“We are shocked and saddened that a justice who was once the defender of dignity for LGBT people and our families on the court would chose this moment to hang up his robe and give the Trump administration the opportunity to further derail anti-discrimination laws and undermine the rule of law,” Tiven said.
A recent report from the Human Rights Campaign Foundation found that nearly half of gay and transgender workers remain closeted at work, a statistic that has remained largely unchanged in the last decade. The group tracks LGBT policies at major companies across the country, and has found a record number of companies are adopting progressive policies for gay and transgender workers.
The U.S. Equal Employment Opportunity Commission and advocates in recent years have pushed for a broader interpretation of Title VII to include sexual orientation, as well as gender identity. The agency, tasked with enforcing those civil rights laws, have tackled thousands of cases on behalf of LGBT workers since it adopted a new position in 2013. The Trump administration’s Justice Department pushed back against the interpretation, creating a rare conflict between agencies.
Two petitions arrived in recent weeks—and they could be acted on by the time the new term starts in the fall.
One of the petitions, Altitude Express v. Zarda, arrived from the U.S. Court of Appeals for the Second Circuit, which said in February that Title VII should include sexual orientation. The Second Circuit aligned with the Seventh Circuit’s decision last year in Hively v. Ivy Tech Community College. Another LGBT workplace case, Bostock v. Clayton County, Georgia, is also pending at the Supreme Court.
The attorneys in a Sixth Circuit case involving similar issues, EEOC v. R.G. & G.R. Harris Funeral Home, recently asked the Supreme Court for an extension of time to file a petition for review. The case tees up questions concerning whether gender identity should be protected under Title VII. At least five appeals courts have said gender identity should be protected under federal civil rights law. Trump’s Justice Department last year reversed guidance that issue and argued transgender workers should be protected.
David Lopez, a Washington-based Outten & Golden attorney and soon-to-be dean at Rutgers Law School, said the business community has pushed for broader protections for gay workers. He predicted that arguments in support of a broad interpretation of Title VII could have some resonance at the post-Kennedy Supreme Court.
“I’m still optimistic, but I would have been more optimistic had Kennedy been on the court. He was always the margin of difference. Social issues is where there was some hope in him for more progressive people.” Lopez said. He added, “It won’t be a unanimous decision. You will have different sides of the coin. I still think it’s possible that the Supreme Court will follow what the Seventh and Second have done. Those circuits have Democratic and Republican appointees.”
Sharon Stiller, partner and director of the employment law practice at Abrams, Fensterman, Fensterman, Eisman, Formato, Ferrara, Wolf & Carone, said liberal justices on the Supreme Court might not be eager to take up the pending petitions.
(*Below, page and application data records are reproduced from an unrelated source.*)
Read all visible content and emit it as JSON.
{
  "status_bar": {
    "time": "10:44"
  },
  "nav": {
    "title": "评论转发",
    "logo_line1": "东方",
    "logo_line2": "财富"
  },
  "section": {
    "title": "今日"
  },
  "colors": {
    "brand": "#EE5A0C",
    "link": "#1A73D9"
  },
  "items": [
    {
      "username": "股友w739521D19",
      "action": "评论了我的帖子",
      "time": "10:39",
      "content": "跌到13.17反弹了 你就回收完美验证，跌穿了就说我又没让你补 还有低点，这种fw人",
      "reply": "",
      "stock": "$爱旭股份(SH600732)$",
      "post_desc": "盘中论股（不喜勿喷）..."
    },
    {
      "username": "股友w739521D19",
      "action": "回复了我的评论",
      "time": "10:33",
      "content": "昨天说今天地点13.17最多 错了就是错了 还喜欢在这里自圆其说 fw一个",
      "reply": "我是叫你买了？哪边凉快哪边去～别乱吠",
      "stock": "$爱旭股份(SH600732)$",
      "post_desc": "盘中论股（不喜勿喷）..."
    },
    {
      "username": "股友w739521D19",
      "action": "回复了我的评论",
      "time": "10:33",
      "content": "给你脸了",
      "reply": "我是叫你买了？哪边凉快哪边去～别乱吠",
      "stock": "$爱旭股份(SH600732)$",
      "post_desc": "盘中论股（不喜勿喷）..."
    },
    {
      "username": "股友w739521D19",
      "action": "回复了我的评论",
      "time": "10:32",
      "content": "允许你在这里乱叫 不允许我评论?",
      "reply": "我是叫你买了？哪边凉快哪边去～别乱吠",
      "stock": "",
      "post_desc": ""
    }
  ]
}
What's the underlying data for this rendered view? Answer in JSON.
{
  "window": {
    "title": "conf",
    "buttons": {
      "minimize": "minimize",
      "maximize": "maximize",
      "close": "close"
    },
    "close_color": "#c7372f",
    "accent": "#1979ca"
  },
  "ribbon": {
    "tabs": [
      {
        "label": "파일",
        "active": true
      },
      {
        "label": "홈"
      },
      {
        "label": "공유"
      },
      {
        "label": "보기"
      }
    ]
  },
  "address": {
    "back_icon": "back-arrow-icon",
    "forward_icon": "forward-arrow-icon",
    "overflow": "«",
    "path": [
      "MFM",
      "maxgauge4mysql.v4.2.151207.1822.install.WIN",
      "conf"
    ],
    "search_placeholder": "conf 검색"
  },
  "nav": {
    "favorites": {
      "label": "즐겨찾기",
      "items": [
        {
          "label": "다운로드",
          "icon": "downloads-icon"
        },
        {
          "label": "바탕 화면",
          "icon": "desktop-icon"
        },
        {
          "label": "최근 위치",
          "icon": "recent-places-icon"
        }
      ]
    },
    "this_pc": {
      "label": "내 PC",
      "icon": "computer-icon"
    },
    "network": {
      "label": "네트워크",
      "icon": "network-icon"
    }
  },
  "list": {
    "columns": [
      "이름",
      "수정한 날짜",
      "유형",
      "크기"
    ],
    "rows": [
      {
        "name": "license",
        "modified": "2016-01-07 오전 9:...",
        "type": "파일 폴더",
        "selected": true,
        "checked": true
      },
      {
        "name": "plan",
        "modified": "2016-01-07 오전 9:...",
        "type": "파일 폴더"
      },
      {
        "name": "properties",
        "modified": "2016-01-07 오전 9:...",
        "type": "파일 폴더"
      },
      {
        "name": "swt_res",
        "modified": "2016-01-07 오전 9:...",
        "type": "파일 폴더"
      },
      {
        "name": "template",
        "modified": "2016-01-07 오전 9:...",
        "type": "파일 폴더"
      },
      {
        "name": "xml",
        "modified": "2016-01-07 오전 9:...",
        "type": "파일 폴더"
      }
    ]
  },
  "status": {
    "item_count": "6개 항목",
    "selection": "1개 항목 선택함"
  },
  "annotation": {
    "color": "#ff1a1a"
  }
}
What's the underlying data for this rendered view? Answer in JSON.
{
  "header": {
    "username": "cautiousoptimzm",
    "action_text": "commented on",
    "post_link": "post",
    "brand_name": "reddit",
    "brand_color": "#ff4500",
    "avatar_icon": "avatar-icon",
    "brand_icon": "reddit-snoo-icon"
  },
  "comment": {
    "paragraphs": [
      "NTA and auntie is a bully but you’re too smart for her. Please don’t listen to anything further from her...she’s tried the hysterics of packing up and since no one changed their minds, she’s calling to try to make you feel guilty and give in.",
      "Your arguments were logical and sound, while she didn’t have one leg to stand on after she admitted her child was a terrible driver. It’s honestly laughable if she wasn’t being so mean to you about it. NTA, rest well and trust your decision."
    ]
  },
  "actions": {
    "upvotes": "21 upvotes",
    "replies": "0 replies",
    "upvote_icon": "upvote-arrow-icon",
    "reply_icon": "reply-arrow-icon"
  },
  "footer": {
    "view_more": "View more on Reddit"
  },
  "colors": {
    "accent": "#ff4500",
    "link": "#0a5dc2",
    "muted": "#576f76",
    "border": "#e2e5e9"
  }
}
Stiller acknowledged there is gray area between the liberal and conservative lines on workplace-rights issues. Courts have recognized a changing society, but a strict interpretation of Title VII could reject extending broader workplace rights to gay, lesbian and transgender employees. There is a dearth of legislative history on sex discrimination written into Title VII about intention, she said.
“There is a lot to be argued on either side,” Stiller said. “It depends on your historical analysis, philosophical analysis and the interpretation of various rights. There is more at issue than just analyzing, ‘Should we be protecting the rights of persons based on their sexual orientation?’ It’s much more an interpretation question.”